→ WHAT IS NEEDED: Reproduce all records below exactly.

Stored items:
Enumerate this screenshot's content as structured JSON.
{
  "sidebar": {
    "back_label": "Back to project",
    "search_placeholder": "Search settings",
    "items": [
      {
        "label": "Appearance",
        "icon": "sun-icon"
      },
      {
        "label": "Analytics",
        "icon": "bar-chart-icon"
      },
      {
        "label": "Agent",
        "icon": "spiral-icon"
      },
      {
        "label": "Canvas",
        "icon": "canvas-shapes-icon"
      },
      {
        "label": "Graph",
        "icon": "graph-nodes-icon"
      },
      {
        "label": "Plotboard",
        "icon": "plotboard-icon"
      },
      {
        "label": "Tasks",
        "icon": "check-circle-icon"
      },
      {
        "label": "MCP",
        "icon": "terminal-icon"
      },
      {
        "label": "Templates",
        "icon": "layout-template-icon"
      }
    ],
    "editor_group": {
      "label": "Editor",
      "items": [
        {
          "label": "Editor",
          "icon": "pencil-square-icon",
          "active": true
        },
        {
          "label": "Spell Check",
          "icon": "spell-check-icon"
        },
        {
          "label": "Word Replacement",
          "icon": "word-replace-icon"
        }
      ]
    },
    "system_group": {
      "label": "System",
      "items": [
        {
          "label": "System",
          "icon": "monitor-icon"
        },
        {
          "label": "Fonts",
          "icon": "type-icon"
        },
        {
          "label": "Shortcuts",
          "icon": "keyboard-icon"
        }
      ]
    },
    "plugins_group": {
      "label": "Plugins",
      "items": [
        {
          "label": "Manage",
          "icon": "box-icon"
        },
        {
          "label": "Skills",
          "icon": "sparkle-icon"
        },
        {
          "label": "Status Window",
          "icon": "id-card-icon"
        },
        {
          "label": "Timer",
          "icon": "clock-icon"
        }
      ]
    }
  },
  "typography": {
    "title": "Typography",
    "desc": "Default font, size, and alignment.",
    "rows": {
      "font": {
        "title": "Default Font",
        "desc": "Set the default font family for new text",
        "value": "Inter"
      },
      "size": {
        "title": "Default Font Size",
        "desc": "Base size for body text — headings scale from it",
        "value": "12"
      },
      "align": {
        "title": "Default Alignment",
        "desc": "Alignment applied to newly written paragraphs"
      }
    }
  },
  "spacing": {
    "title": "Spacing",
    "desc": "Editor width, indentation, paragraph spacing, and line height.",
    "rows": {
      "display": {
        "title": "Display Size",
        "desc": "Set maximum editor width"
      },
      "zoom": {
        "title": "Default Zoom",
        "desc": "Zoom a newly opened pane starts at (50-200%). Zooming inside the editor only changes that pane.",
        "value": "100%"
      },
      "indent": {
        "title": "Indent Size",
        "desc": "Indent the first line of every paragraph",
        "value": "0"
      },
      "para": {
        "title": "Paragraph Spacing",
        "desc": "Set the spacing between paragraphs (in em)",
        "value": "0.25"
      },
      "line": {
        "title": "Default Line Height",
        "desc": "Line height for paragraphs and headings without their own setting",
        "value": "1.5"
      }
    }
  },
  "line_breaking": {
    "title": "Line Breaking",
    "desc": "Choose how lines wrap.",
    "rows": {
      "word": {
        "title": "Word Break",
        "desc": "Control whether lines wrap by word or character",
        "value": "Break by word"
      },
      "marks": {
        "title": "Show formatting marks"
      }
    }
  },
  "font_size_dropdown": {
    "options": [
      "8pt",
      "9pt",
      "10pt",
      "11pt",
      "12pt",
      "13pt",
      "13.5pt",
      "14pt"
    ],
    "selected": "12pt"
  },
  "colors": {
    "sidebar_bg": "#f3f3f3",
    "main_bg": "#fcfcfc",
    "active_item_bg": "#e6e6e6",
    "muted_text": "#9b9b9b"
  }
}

→ RESULT:
Enumerate this screenshot's content as structured JSON.
{
  "sidebar": {
    "back_label": "Back to project",
    "search_placeholder": "Search settings",
    "items": [
      {
        "label": "Appearance",
        "icon": "sun-icon"
      },
      {
        "label": "Analytics",
        "icon": "bar-chart-icon"
      },
      {
        "label": "Agent",
        "icon": "spiral-icon"
      },
      {
        "label": "Canvas",
        "icon": "canvas-shapes-icon"
      },
      {
        "label": "Graph",
        "icon": "graph-nodes-icon"
      },
      {
        "label": "Plotboard",
        "icon": "plotboard-icon"
      },
      {
        "label": "Tasks",
        "icon": "check-circle-icon"
      },
      {
        "label": "MCP",
        "icon": "terminal-icon"
      },
      {
        "label": "Templates",
        "icon": "layout-template-icon"
      }
    ],
    "editor_group": {
      "label": "Editor",
      "items": [
        {
          "label": "Editor",
          "icon": "pencil-square-icon",
          "active": true
        },
        {
          "label": "Spell Check",
          "icon": "spell-check-icon"
        },
        {
          "label": "Word Replacement",
          "icon": "word-replace-icon"
        }
      ]
    },
    "system_group": {
      "label": "System",
      "items": [
        {
          "label": "System",
          "icon": "monitor-icon"
        },
        {
          "label": "Fonts",
          "icon": "type-icon"
        },
        {
          "label": "Shortcuts",
          "icon": "keyboard-icon"
        }
      ]
    },
    "plugins_group": {
      "label": "Plugins",
      "items": [
        {
          "label": "Manage",
          "icon": "box-icon"
        },
        {
          "label": "Skills",
          "icon": "sparkle-icon"
        },
        {
          "label": "Status Window",
          "icon": "id-card-icon"
        },
        {
          "label": "Timer",
          "icon": "clock-icon"
        }
      ]
    }
  },
  "typography": {
    "title": "Typography",
    "desc": "Default font, size, and alignment.",
    "rows": {
      "font": {
        "title": "Default Font",
        "desc": "Set the default font family for new text",
        "value": "Inter"
      },
      "size": {
        "title": "Default Font Size",
        "desc": "Base size for body text — headings scale from it",
        "value": "12"
      },
      "align": {
        "title": "Default Alignment",
        "desc": "Alignment applied to newly written paragraphs"
      }
    }
  },
  "spacing": {
    "title": "Spacing",
    "desc": "Editor width, indentation, paragraph spacing, and line height.",
    "rows": {
      "display": {
        "title": "Display Size",
        "desc": "Set maximum editor width"
      },
      "zoom": {
        "title": "Default Zoom",
        "desc": "Zoom a newly opened pane starts at (50-200%). Zooming inside the editor only changes that pane.",
        "value": "100%"
      },
      "indent": {
        "title": "Indent Size",
        "desc": "Indent the first line of every paragraph",
        "value": "0"
      },
      "para": {
        "title": "Paragraph Spacing",
        "desc": "Set the spacing between paragraphs (in em)",
        "value": "0.25"
      },
      "line": {
        "title": "Default Line Height",
        "desc": "Line height for paragraphs and headings without their own setting",
        "value": "1.5"
      }
    }
  },
  "line_breaking": {
    "title": "Line Breaking",
    "desc": "Choose how lines wrap.",
    "rows": {
      "word": {
        "title": "Word Break",
        "desc": "Control whether lines wrap by word or character",
        "value": "Break by word"
      },
      "marks": {
        "title": "Show formatting marks"
      }
    }
  },
  "font_size_dropdown": {
    "options": [
      "8pt",
      "9pt",
      "10pt",
      "11pt",
      "12pt",
      "13pt",
      "13.5pt",
      "14pt"
    ],
    "selected": "12pt"
  },
  "colors": {
    "sidebar_bg": "#f3f3f3",
    "main_bg": "#fcfcfc",
    "active_item_bg": "#e6e6e6",
    "muted_text": "#9b9b9b"
  }
}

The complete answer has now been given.